**Task details:**
Scan the material for the word "hàng", and copy each line where it shows up.
== Supplied data ==
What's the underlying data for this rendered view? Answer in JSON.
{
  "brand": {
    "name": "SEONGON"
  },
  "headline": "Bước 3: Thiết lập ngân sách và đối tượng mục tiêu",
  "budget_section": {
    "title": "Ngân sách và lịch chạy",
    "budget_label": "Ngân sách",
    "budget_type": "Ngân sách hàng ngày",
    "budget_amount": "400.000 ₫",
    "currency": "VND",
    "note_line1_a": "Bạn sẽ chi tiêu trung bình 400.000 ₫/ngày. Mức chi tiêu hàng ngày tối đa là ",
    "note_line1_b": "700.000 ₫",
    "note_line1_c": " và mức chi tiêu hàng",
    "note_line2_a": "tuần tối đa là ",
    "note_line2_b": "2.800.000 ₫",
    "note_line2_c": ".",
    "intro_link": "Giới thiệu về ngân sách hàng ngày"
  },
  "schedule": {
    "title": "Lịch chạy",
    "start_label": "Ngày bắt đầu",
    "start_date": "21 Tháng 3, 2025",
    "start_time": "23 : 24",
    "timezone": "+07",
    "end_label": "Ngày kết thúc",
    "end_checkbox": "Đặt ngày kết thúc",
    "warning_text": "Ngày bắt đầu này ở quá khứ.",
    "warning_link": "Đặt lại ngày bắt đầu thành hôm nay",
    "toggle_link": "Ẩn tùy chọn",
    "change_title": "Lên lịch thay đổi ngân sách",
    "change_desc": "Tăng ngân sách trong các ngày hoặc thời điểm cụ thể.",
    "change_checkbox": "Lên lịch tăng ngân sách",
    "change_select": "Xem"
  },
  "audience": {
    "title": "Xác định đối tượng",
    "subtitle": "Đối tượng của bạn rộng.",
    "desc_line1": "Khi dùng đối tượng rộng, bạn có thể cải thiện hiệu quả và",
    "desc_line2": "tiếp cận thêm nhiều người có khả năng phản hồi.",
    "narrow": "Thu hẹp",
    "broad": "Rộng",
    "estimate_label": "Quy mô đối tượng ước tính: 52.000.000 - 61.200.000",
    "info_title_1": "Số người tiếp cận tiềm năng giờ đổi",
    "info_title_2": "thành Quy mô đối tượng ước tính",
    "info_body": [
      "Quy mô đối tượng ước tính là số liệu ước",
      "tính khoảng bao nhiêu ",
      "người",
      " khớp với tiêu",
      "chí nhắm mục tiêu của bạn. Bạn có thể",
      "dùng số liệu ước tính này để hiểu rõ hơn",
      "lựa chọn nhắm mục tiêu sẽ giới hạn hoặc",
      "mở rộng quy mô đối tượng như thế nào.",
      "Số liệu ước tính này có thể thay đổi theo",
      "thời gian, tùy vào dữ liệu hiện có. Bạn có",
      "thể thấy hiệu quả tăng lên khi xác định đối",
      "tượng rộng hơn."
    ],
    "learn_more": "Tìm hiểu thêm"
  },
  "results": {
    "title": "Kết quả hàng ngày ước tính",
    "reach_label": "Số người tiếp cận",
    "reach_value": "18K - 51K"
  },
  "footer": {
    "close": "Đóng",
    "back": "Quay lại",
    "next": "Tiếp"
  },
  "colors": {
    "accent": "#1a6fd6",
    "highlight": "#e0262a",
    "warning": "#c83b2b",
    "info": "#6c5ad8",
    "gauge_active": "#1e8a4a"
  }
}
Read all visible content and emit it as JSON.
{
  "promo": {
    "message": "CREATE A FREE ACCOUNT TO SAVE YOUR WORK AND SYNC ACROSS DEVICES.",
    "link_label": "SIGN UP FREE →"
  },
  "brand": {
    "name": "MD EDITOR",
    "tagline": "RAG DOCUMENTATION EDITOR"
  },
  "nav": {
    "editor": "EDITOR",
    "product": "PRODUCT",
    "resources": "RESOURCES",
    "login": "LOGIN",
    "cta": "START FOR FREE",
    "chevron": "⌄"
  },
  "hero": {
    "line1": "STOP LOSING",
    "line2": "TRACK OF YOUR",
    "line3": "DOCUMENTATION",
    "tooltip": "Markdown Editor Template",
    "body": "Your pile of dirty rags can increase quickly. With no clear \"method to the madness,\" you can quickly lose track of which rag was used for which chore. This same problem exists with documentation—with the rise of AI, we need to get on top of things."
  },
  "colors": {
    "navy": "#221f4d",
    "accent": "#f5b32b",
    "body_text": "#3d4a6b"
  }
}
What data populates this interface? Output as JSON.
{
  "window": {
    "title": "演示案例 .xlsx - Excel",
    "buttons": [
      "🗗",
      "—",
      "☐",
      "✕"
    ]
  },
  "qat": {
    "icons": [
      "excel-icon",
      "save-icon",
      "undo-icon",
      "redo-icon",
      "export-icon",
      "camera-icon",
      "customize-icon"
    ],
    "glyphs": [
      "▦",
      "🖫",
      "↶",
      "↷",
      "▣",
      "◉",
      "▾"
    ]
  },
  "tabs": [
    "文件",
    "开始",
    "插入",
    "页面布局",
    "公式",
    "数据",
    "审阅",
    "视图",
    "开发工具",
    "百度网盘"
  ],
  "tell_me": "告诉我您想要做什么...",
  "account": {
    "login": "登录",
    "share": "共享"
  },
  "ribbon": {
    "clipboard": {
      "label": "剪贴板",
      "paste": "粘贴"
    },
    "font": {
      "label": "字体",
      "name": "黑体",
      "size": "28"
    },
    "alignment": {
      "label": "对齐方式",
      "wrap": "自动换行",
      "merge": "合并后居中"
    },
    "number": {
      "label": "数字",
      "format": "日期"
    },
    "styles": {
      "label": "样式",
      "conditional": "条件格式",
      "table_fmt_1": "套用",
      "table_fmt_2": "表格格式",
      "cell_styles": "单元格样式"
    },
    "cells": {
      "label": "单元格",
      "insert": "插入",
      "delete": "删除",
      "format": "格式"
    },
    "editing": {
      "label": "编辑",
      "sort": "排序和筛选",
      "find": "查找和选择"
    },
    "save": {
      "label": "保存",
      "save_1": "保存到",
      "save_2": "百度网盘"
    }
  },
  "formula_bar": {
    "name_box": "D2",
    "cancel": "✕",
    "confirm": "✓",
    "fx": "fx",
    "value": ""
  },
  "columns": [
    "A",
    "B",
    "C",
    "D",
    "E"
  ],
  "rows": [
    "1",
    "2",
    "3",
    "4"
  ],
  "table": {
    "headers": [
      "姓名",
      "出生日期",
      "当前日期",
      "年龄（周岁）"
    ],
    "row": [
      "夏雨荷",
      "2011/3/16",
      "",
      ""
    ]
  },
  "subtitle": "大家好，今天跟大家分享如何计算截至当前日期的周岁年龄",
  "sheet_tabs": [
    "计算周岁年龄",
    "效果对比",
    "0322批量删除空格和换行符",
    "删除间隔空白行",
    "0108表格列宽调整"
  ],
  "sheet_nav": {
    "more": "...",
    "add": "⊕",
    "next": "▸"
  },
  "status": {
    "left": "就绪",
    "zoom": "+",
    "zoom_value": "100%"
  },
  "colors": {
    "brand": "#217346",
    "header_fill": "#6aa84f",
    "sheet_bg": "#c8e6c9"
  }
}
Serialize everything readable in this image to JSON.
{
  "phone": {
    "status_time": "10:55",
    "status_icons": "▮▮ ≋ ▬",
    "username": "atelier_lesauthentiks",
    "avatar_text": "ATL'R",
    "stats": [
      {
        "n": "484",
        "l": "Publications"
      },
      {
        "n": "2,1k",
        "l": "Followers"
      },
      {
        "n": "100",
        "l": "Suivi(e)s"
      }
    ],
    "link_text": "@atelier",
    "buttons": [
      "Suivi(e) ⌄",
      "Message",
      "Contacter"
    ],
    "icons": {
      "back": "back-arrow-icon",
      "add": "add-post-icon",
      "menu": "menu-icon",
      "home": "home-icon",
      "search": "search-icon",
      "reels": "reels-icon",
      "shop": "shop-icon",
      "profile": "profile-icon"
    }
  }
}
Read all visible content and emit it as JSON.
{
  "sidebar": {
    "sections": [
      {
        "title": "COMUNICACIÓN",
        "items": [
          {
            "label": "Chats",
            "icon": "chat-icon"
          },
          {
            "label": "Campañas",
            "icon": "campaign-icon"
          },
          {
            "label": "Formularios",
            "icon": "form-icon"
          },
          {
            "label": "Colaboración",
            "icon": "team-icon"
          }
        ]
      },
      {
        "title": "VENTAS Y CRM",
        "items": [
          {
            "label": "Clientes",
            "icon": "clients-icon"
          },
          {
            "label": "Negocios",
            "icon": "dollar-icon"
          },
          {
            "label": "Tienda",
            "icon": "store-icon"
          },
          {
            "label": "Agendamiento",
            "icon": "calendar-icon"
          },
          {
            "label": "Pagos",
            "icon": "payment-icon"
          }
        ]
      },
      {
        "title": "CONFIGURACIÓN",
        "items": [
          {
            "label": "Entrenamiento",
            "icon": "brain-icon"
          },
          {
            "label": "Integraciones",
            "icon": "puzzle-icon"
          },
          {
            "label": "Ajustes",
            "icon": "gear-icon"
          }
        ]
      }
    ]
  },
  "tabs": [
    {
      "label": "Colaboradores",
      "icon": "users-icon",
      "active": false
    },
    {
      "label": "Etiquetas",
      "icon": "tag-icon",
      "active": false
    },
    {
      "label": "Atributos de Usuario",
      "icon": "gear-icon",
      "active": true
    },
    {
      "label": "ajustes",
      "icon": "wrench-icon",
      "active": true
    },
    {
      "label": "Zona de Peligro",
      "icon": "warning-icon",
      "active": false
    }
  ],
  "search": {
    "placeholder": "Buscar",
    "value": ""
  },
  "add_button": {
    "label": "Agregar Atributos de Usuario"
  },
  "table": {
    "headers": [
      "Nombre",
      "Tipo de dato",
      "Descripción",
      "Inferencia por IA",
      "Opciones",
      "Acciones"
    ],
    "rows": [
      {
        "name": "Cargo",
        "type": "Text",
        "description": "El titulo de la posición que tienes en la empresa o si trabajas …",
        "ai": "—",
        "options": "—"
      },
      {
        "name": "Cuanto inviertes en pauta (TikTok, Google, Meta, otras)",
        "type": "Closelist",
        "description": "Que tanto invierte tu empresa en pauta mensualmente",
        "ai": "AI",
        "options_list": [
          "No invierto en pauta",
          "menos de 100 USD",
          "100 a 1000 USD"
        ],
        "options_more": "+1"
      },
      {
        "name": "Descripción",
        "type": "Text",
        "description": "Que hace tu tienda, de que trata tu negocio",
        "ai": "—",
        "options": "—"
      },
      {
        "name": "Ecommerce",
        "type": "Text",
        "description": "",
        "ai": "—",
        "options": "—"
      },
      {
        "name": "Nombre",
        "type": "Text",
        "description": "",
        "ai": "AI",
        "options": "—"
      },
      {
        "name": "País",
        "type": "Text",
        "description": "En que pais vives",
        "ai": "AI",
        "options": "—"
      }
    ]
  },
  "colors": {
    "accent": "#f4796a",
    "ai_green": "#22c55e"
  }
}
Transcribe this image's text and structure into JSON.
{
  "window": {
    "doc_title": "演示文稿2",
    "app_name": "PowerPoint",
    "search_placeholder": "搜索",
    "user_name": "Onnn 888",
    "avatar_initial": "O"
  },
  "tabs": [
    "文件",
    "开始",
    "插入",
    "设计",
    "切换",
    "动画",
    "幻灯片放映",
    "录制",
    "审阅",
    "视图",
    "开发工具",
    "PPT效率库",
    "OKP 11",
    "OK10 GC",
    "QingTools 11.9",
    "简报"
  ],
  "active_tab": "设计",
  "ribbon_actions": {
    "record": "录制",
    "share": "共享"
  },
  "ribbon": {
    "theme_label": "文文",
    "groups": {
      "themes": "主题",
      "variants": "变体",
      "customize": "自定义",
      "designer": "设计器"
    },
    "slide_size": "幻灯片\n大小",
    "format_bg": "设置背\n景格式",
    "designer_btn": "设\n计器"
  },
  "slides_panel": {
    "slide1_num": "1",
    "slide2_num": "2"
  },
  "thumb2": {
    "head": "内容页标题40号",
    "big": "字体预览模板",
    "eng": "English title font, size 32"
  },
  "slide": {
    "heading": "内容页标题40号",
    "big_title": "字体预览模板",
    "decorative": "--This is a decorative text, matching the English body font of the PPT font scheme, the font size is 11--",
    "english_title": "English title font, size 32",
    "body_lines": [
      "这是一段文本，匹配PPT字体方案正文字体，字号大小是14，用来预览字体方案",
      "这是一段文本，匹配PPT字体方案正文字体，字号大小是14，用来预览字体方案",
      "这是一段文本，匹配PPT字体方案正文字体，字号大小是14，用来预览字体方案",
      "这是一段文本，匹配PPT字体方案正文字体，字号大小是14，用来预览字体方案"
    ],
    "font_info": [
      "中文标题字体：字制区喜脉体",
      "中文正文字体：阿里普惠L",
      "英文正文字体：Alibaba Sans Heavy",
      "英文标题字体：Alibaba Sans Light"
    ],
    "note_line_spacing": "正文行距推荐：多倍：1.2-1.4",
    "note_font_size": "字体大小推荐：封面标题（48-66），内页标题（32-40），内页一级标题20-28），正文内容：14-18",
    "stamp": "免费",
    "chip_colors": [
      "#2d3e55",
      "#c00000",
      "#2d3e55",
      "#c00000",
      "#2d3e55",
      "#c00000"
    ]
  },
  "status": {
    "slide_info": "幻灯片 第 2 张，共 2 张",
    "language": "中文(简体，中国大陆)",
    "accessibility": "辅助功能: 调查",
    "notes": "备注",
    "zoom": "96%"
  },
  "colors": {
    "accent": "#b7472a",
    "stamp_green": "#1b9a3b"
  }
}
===
**Answer section:**
    "budget_type": "Ngân sách hàng ngày",
    "note_line1_a": "Bạn sẽ chi tiêu trung bình 400.000 ₫/ngày. Mức chi tiêu hàng ngày tối đa là ",
    "note_line1_c": " và mức chi tiêu hàng",
    "intro_link": "Giới thiệu về ngân sách hàng ngày"
    "title": "Kết quả hàng ngày ước tính",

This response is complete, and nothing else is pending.